In the 1930s, the first terrestrial TV service launched in the UK. Three decades later, colour TV and 625-line TV arrived. Another three decades later and the first digital terrestrial TV broadcasts were made. Yet another three decades later, and the future of terrestrial TV is more uncertain.
A number of organisations are now considering 5G Broadcast as a possible successor to conventional terrestrial broadcasts. But what is 5G Broadcast, why is it being considered and who are piloting the services?
What is 5G Broadcast?
Normal ‘broadcasts’ over 5G or indeed any mobile network involves data being sent from the local mast to each individual user. This could mean the same mobile cell carrying the same set of data over and over again to each individual user on individual connections. Where there are a lot of users in the same area all trying to download information via their mobile or tablet, congestion can occur. This may result in dropped or very slow connections.
5G Broadcast involves each cell carrying a single set of data, e.g. TV or radio programmes. Any user in the area can then tap into that feed. There’s no need to duplicate the data over and over again for each individual connection.
With 5G services moving further into the frequencies previously used by digital terrestrial television, it’s possible to use existing high power TV transmitter towers and their relays to create a 5G Broadcast network and achieve high levels of coverage.
Why use 5G Broadcast?
5G Broadcast means all devices can be reached via a single transmitter network: mobiles, tablets and, in the future, TVs designed to receive a signal from a 5G network.
The 5G Broadcast signal is not linked to a specific mobile network.
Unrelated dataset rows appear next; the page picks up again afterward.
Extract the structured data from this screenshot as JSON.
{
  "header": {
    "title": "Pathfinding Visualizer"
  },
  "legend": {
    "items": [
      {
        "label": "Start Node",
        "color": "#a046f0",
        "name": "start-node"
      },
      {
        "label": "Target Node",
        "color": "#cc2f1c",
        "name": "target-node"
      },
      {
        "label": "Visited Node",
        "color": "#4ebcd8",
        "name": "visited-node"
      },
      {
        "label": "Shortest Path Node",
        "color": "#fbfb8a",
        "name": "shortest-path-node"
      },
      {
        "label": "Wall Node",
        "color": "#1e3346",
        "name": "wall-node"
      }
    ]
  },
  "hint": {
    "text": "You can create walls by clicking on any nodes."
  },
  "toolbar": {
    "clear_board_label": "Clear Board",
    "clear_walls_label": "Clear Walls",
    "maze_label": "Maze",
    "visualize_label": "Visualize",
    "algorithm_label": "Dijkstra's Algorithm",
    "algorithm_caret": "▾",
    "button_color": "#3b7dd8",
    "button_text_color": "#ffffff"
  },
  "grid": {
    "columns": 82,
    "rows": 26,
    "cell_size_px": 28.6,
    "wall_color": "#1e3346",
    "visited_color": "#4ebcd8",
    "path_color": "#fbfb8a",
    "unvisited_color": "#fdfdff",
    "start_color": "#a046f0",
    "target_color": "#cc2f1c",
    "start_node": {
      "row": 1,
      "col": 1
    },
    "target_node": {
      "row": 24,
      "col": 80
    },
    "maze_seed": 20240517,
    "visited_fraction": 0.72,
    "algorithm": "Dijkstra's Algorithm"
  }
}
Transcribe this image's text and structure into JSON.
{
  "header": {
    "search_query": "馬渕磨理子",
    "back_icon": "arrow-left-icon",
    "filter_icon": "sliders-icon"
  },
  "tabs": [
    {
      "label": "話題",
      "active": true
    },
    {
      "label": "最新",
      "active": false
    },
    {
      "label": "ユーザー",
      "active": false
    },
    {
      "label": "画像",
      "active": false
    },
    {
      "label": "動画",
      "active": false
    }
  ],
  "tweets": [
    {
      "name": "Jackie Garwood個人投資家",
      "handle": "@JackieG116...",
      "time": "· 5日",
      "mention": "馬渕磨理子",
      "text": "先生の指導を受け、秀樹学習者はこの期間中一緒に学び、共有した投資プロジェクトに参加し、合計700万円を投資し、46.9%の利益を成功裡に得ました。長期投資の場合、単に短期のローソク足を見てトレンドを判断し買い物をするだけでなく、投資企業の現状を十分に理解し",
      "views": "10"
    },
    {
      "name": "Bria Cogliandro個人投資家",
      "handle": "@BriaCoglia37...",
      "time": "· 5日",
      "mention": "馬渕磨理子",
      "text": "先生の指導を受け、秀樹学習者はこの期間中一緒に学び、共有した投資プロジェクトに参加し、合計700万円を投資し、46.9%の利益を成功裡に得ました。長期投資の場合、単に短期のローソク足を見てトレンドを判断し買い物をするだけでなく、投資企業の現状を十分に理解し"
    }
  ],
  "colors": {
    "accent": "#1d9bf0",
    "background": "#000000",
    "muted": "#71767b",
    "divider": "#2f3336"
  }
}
This means users don’t need to enter a contract or worry about using up their data allowance.
During live events, the 5G Broadcast network can offload other mobile networks, reducing congestion. For example, instead of live streaming the World Cup final through a normal mobile network, a user could just tap into the local 5G Broadcast network and access it from there.
Who is developing 5G Broadcast?
It’s of specific interest to public service broadcasters as a potential successor to the current digital terrestrial television system. 5G Broadcast may be able to provide an open platform, free-to-access method of accessing TV and radio. In contrast, commercial operators, often part of larger organisations selling broadband or mobile internet services are less interested.
Where is it being deployed?
At present, a number of trials are taking place. The trials are helping influence future standards and equipment specifications.
In Hamburg, Germany, a trial of 5G Broadcast is taking place on a spare TV frequency in the UHF band. The trial consists of content from the local public broadcaster NDR. So far, the trial has confirmed that the 5G Broadcast does not interfere with existing terrestrial TV services.
In the UK, the BBC trialled delivering radio services to Orkney using 5G Broadcast in 2019. This pilot area includes places where existing mobile networks and DAB radio have poor coverage and internet connectivity is slow.
When will 5G Broadcast go live to users?
At the moment, the technology is being trialled. There has been no indication that it will be ready for consumers any time yet.
How would I receive TV via 5G Broadcast?
Mobile, tablets and large screen TVs would be able to receive a 5G Broadcast service. But 5G Broadcast compatibility needs incorporating in new TV models.
5G Broadcast services can use the same frequencies and transmitter sites as current terrestrial TV services. This potentially allows the use of existing TV aerials.
What’s wrong with the current digital terrestrial TV service?
Broadcasters are looking at 5G Broadcast as a potential replacement for current digital terrestrial television services (DVB-T/T2).
Having surrendered frequencies first in the 800 and now the 700MHz for mobile network operators, there are calls for broadcasting to lose its unique right to use the remaining terrestrial TV frequencies after 2030.
Like the decision to clear the 700 and 800MHz frequency bands in the UK and internationally, the decision will result from the next World Radiocommunication Conference (WRC). This conference is arranged by the ITU, an agency of the United Nations. At these events, international agreements over the future use of frequencies are signed-off, following intense lobbying from both governments and industries. National regulators are then responsible for implementing the changes.
As a result, 5G Broadcast may secure free-to-access TV and radio broadcasting if/when currently ringfenced frequencies are no longer safeguarded for current terrestrial TV services.
This uncertainty over future usage of frequencies is why the UK Government added an option to revoke the next set of digital terrestrial TV multiplex licences. They will run until 2034, but can be revoked from 2030.
It is also not clear if 5G Broadcast will ever make it to the UK: BT and Sky both lobbied against digital terrestrial multiplex licence extensions. BT argued the government should ditch terrestrial television in favour of a universal IP-delivered system from 2026. Other European countries have already set out to preserve frequencies for culture and broadcasting. On the other hand, the USA is pressing ahead with converting much more of the terrestrial TV frequencies for mobile services.